Missouri’s attorney general sues the city of Marshfield for illegal traffic ticket quota scheme.

Missouri Attorney General Eric Schmitt is suing the city of Marshfield for the alleged ticket quota scheme. Additionally, the lawsuit alleges efforts by the chief of police to intimidate whistleblowers.

In the lawsuit, the attorney general’s office claims “the Department and the Chief of Police are motivated not by a concern for public safety, but rather to generate revenue for the City of Marshfield.”

The attorney general alleges on information and belief Chief Doug Fannen, on behalf of the City of Marshfield, gave department employees instruction to write sixteen citations per month and informed those officers that their performance evaluations would reflect whether the officer has issued those sixteen citations.

The lawsuit alleges that the chief of police began posting officers’ monthly traffic citation statistics to the department bulletin board, but briefly stopped after the Missouri Attorney General’s Office sued the city of Diamond in April of 2019 for enforcing a traffic ticket quota. Additionally, the lawsuit alleges that the Marshfield chief of police stated that the city of Diamond chief “messed up” by documenting a quota policy and that he had never written down his quota policy.

To back up allegations of a traffic ticket quota scheme, the lawsuit office notes the city of Marshfield’s traffic stop statistics submitted to the Attorney General’s Office. The number of citations issued by Marshfield police officers in the past years: in 2016, the total number of citations was 383, in 2017 that number increased to 646, and in 2018 that number jumped to 1,386. The number of warnings issued by Marshfield police decreased from 982 in 2016 to 787 in 2018. Additionally, the number of citations issued by Marshfield officers on the Interstate highway increased from zero in 2016 to eight in 2017 and then jumped to 241 in 2018.

Additionally, the lawsuit also includes minutes from the board of aldermen meetings showing the city of Marshfield’s decision to hire a “traffic enforcement officer” within the Marshfield Police Department. This position would be paid by revenue generated from traffic tickets, and the traffic enforcement officer would be required to write at least nine citations per shift or 144 citations per month.

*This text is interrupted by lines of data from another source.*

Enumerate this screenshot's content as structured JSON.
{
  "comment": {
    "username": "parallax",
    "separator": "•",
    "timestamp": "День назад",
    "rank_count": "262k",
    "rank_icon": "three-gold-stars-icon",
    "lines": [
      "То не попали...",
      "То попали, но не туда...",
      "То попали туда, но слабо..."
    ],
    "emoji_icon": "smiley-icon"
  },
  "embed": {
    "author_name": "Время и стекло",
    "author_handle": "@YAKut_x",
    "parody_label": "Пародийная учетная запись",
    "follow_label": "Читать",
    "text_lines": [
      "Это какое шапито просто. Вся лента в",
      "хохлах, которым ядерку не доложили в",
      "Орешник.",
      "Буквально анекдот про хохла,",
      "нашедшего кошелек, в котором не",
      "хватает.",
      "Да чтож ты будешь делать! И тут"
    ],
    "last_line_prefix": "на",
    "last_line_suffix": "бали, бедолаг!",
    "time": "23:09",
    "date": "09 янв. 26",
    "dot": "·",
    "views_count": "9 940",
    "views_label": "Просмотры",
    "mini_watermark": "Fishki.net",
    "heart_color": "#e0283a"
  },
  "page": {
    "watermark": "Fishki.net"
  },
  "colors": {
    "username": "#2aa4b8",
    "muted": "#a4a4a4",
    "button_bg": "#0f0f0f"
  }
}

Lastly, the lawsuit alleges, on information and belief, that an officer employed by the Marshfield Police Department confronted the chief of police in early 2019 and stated that traffic ticket quotas are illegal under Missouri law. On information and belief, this officer resigned after reportedly receiving disparate treatment from the chief after raising concerns about the traffic ticket quota. The lawsuit also alleges the chief of police and/or a direct report to the chief of police approached the Webster County Prosecuting Attorney to discuss pursuing a felony charge against the resigned officer for an unrelated issue. Schmitt then says the chief of police then allegedly asked an officer to relay a message to the resigned officer that if he talked to the attorney general’s office about the traffic ticket quota scheme, that the chief of police would pursue a felony charge against that officer for that unrelated charge.